synchronization is only providing groundstations with 60% of the data

The basic problem is that the cooling louvers on board NOAA-15 were not
wired prior to launch so the cooling of the AVHRR/3 and HIRS/3 could not
be done properly by opening these louvers.  The result is that these
instruments have not lasted six years as they have for NOAA-14 and several
other spacecraft, but only two years plus.

[Info via Mike Chalfant and Mike Kendzierski, N8UAD]

* AO-27 NEWS *
AO-27 control stations Chuck Wyrick, KM4NZ, reset the TEPR states on AO-27
on 26-Jul-2000 as follows:

	TEPR 4	46
	TEPR 5	82

[Info via Chuck, KM4NZ]

* SpaceNews FOR THE PALM *
Jeff Davis, N9AVG, will soon be making SpaceNews, and other satellite news
of interest to Amateur Radio operators, available in a format suitable for
reading on the PALM handheld computer.

Satellite news for the Palm will be available through Jeff's web site:


[Info via Jeff Davis, N9AVG]

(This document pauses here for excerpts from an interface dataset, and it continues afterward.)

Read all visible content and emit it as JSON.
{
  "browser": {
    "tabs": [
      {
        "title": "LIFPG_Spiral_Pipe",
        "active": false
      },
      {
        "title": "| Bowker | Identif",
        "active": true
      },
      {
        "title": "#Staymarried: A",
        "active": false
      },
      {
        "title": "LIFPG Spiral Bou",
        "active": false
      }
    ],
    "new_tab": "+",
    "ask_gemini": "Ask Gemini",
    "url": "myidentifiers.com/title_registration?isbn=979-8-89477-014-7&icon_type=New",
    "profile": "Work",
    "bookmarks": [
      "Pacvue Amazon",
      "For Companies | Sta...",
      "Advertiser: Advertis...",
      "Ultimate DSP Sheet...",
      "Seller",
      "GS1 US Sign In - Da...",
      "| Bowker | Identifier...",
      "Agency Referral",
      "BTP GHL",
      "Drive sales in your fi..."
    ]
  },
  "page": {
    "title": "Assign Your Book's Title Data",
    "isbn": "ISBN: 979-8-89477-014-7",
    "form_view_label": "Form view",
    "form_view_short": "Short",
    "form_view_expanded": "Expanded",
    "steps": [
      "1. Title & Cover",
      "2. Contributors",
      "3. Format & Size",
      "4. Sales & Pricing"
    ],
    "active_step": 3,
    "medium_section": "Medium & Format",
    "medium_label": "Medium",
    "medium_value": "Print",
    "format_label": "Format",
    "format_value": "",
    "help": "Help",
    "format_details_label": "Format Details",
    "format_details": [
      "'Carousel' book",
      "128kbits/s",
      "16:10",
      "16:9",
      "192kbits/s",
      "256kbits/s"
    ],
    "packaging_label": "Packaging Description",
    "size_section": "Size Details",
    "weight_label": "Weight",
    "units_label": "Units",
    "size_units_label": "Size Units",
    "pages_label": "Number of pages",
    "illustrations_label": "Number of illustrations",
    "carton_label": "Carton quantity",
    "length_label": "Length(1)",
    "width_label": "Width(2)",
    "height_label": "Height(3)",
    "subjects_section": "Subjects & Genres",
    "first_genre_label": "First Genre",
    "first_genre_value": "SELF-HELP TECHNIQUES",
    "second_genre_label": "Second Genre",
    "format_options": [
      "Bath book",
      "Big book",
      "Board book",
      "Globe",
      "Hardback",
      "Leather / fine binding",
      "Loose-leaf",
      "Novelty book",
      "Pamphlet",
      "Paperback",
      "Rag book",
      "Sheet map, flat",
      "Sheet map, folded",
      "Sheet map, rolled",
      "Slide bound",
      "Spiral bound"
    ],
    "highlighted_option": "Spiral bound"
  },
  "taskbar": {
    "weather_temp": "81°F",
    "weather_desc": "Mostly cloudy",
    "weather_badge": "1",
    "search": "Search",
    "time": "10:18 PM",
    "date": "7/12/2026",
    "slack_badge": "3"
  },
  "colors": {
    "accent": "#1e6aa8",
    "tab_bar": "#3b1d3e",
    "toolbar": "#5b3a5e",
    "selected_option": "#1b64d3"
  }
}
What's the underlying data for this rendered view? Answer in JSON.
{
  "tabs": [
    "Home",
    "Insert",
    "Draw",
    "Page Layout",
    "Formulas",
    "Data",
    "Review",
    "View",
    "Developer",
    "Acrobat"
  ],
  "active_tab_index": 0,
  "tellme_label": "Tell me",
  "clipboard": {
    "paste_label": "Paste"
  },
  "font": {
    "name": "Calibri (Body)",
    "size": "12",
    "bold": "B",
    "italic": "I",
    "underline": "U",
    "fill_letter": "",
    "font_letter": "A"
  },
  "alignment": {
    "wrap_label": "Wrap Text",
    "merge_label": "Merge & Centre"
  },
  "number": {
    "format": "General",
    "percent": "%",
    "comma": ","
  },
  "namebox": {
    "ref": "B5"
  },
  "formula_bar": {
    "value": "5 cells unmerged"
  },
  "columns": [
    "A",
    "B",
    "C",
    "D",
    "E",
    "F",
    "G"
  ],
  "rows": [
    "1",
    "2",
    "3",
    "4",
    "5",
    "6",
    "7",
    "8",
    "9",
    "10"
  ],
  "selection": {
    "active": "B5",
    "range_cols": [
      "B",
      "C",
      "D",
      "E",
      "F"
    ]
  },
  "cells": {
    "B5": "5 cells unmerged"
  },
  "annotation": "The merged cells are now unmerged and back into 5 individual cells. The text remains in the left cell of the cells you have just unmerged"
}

Thanks to those who recently sent messages of appreciation for SpaceNews,


Comments and input for SpaceNews should be directed to the editor
(John, KD2BD) via any of the paths listed below:
WWW:        http://www.njin.net/~magliaco/
MAIL:       John A. Magliacane, KD2BD
            Department of Engineering and Technology
            Brookdale Community College
            765 Newman Springs Road
            Lincroft, New Jersey 07738
INTERNET:   kd2bd@amsat.org, magliaco@email.njin.net

      <<=- SpaceNews: The first amateur newsletter read in space! -=>>
	    <<=- Serving the planet (and beyond) since 1987 -=>>


-=-=-=-=-=-=-=-=-=-=-=-=- John A. Magliacane, KD2BD -=-=-=-=-=-=-=-=-=-=-=-=-
Internet  : kd2bd@amsat.org          |  Voice : +1.732.224.2948
Satellite : AO-16, KO-25             |  Morse : -.-  -..  ..---  -...  -..
Packet    : KD2BD @ N2TDU.NJ.USA.NA  |  WWW   : http://www.njin.net/~magliaco/
Video     : 426.250 MHz/439.250 MHz  |  FAX   : +1.732.224.2772
-=-=-=-=-=-=-=-=-=-=-=- Linux Doesn't Cost.  It Pays. -=-=-=-=-=-=-=-=-=-=-=-

Via the ans mailing list at AMSAT.ORG courtesy of AMSAT-NA.
To unsubscribe, send "unsubscribe ans" to Majordomo@amsat.org